Even without the renewed media attention to the plight of migrants and minorities abroad, or the undying currency of art films about the lives of vagrants and prostitutes, there would be a sad, timely resonance to Jeon Soo-il’s “A Korean in Paris,” a steadily absorbing portrait of a man trawling the ugly lower depths of one of the world’s most beautiful cities. While it initially threatens to be little more than a bleak study of a drearily impassive protagonist (played by Cho Jae-hyun), the one-man drama turns out to be anything but one-note, increasingly blurring the line between tragic reality and surreal fantasy as its stolid, determined hero takes on an increasingly Beckettian stature. The film’s unhurried pacing and moments of explicit sexuality will limit its exposure, but more festival bookings await.
South Korean director Jeon has built up a resume of existentially gloomy, resolutely uncommercial fare including “My Right to Ravage Myself” (2003) and “Himalaya, Where the Wind Dwells” (2009), and it’s unlikely that the cross-cultural despair of “A Korean in Paris” will cause much more of a ripple. But the film’s acute insights and crystalline images (lensed by d.p. Kim Sung-tai) exert a slow-building power as it sticks close to Sang-ho (Cho), an unkempt, disheveled-looking man who has spent the past two years living on the streets of Paris. By day he rides the metro and wanders along the Seine, occasionally pausing to urinate in the river or vomit up the remains of last night’s excessive boozing. By night he becomes a figure of surprising purpose, visiting the side streets frequented by (mostly Asian) prostitutes and approaching each one he sees in turn — not to proposition them, but to show them a photo of his wife and ask if they know or recognize her.

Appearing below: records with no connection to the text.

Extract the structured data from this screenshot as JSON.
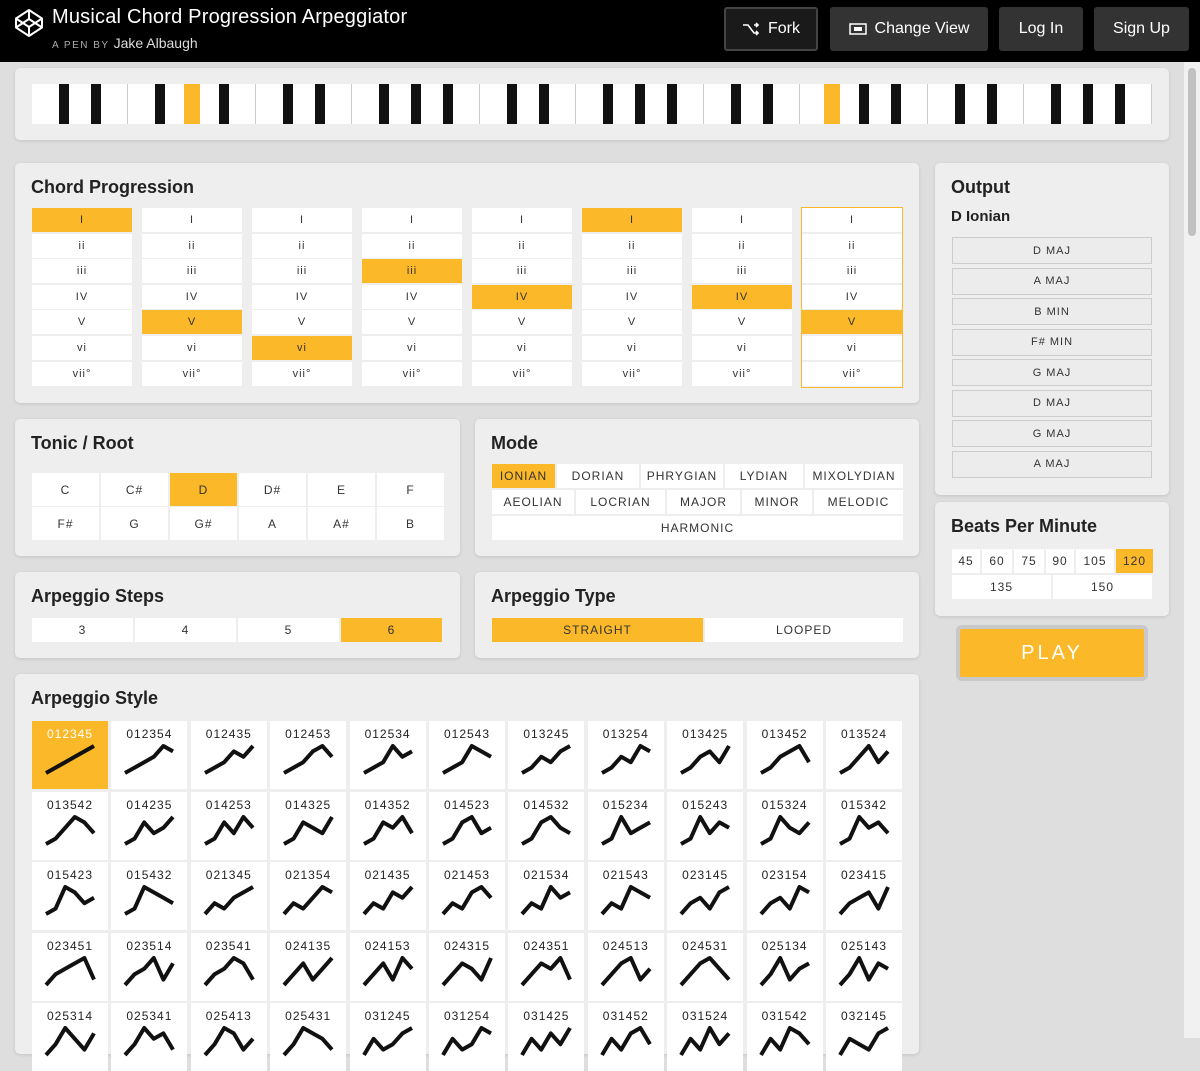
{
  "header": {
    "title": "Musical Chord Progression Arpeggiator",
    "byline_prefix": "A PEN BY",
    "author": "Jake Albaugh",
    "fork": "Fork",
    "change_view": "Change View",
    "login": "Log In",
    "signup": "Sign Up"
  },
  "piano": {
    "active_white_keys": [],
    "active_black_keys": [
      3,
      17
    ]
  },
  "chord_progression": {
    "title": "Chord Progression",
    "numerals": [
      "I",
      "ii",
      "iii",
      "IV",
      "V",
      "vi",
      "vii°"
    ],
    "selected": [
      0,
      4,
      5,
      2,
      3,
      0,
      3,
      4
    ],
    "current_column": 7
  },
  "output": {
    "title": "Output",
    "mode_name": "D Ionian",
    "chords": [
      "D MAJ",
      "A MAJ",
      "B MIN",
      "F# MIN",
      "G MAJ",
      "D MAJ",
      "G MAJ",
      "A MAJ"
    ]
  },
  "tonic": {
    "title": "Tonic / Root",
    "notes": [
      "C",
      "C#",
      "D",
      "D#",
      "E",
      "F",
      "F#",
      "G",
      "G#",
      "A",
      "A#",
      "B"
    ],
    "selected": "D"
  },
  "mode": {
    "title": "Mode",
    "row1": [
      "IONIAN",
      "DORIAN",
      "PHRYGIAN",
      "LYDIAN",
      "MIXOLYDIAN"
    ],
    "row2": [
      "AEOLIAN",
      "LOCRIAN",
      "MAJOR",
      "MINOR",
      "MELODIC"
    ],
    "row3": [
      "HARMONIC"
    ],
    "selected": "IONIAN"
  },
  "bpm": {
    "title": "Beats Per Minute",
    "row1": [
      "45",
      "60",
      "75",
      "90",
      "105",
      "120"
    ],
    "row2": [
      "135",
      "150"
    ],
    "selected": "120"
  },
  "play": "PLAY",
  "steps": {
    "title": "Arpeggio Steps",
    "options": [
      "3",
      "4",
      "5",
      "6"
    ],
    "selected": "6"
  },
  "type": {
    "title": "Arpeggio Type",
    "options": [
      "STRAIGHT",
      "LOOPED"
    ],
    "selected": "STRAIGHT"
  },
  "style": {
    "title": "Arpeggio Style",
    "patterns": [
      "012345",
      "012354",
      "012435",
      "012453",
      "012534",
      "012543",
      "013245",
      "013254",
      "013425",
      "013452",
      "013524",
      "013542",
      "014235",
      "014253",
      "014325",
      "014352",
      "014523",
      "014532",
      "015234",
      "015243",
      "015324",
      "015342",
      "015423",
      "015432",
      "021345",
      "021354",
      "021435",
      "021453",
      "021534",
      "021543",
      "023145",
      "023154",
      "023415",
      "023451",
      "023514",
      "023541",
      "024135",
      "024153",
      "024315",
      "024351",
      "024513",
      "024531",
      "025134",
      "025143",
      "025314",
      "025341",
      "025413",
      "025431",
      "031245",
      "031254",
      "031425",
      "031452",
      "031524",
      "031542",
      "032145"
    ],
    "selected": "012345"
  },
  "colors": {
    "accent": "#fbb829",
    "header_bg": "#000000",
    "panel": "#eeeeee"
  }
}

How exactly she would have ended up here is hinted at in a lengthy flashback, in which we see Sang-ho (looking not just two years but two decades younger) and his wife, Yeon-wha (Pang Ji-in), on their honeymoon. These are happier and certainly less impecunious times: We first see the couple riding atop a tourist bus, and later they retire to a hotel room with a view of the Eiffel Tower (one gorgeous shot juxtaposes their lovemaking with a reflection of the street below). But all is not completely well with Yeon-wha, who seems sexually voracious yet emotionally distant, and develops a strange curiosity about the prostitutes she sees on the street. When she vanishes without a trace one afternoon, Sang-ho suspects she may have been kidnapped, though the suspicion lingers that she willingly succumbed to the city’s underworld.
Jeon’s attempt to probe the tortured psychology of female sex workers is admittedly one of the film’s less effective elements — particularly when Sang-ho shares the story of his missing wife with Chang (Mi-kwan Lock), a tall, striking prostitute who clearly appreciates connecting with someone who isn’t just another john. There’s poignancy in that development, and in the physically and emotionally violent moment when Sang-ho betrays the chaste parameters of their relationship. But the story veers toward exploitation and self-parody with what is either an unsimulated or a very convincingly simulated sex scene between Chang and an older French customer, in which she pauses mid-blowjob to announce, rather unnecessarily under the circumstances: “I am a whore.”
A similarly cruel streak emerges when Sang-ho ill-advisedly attempts to prostitute himself at a porn theater and finds himself the victim of a gay bashing. The abuses and deprivations of the life we see here require no such brutal emphasis, and as it progresses, “A Korean in Paris” dares to balance misery with compassion, pointing out the good Samaritans encouraging the prostitutes to fight for their rights, or the kind man who looks out for Sang-ho at the homeless shelter he occasionally visits. Without doing much to vary his expression, Cho nonetheless conveys a subtle emotional progression, as he’s continually reminded of the inhumanity of his environs and awakened to the occasional intimation of grace.
In the final passages Sang-ho’s search for his wife suddenly intensifies and he heads toward Marseilles, along the way meeting other immigrants from far-flung corners of the world and partaking of their hospitality. Increasingly he comes across as the improbable hero of a morose fairy tale, a white knight on a quest for a damsel who seems well beyond the point of rescue. Dream begins to blur into reality, and it becomes unclear if what we’re seeing is actually happening, or if it’s merely a byproduct of too much cheap liquor. No one even remotely familiar with Jeon’s oeuvre will be surprised to find the destination a sad one, but the journey this time around is not without its strange, desolate beauty.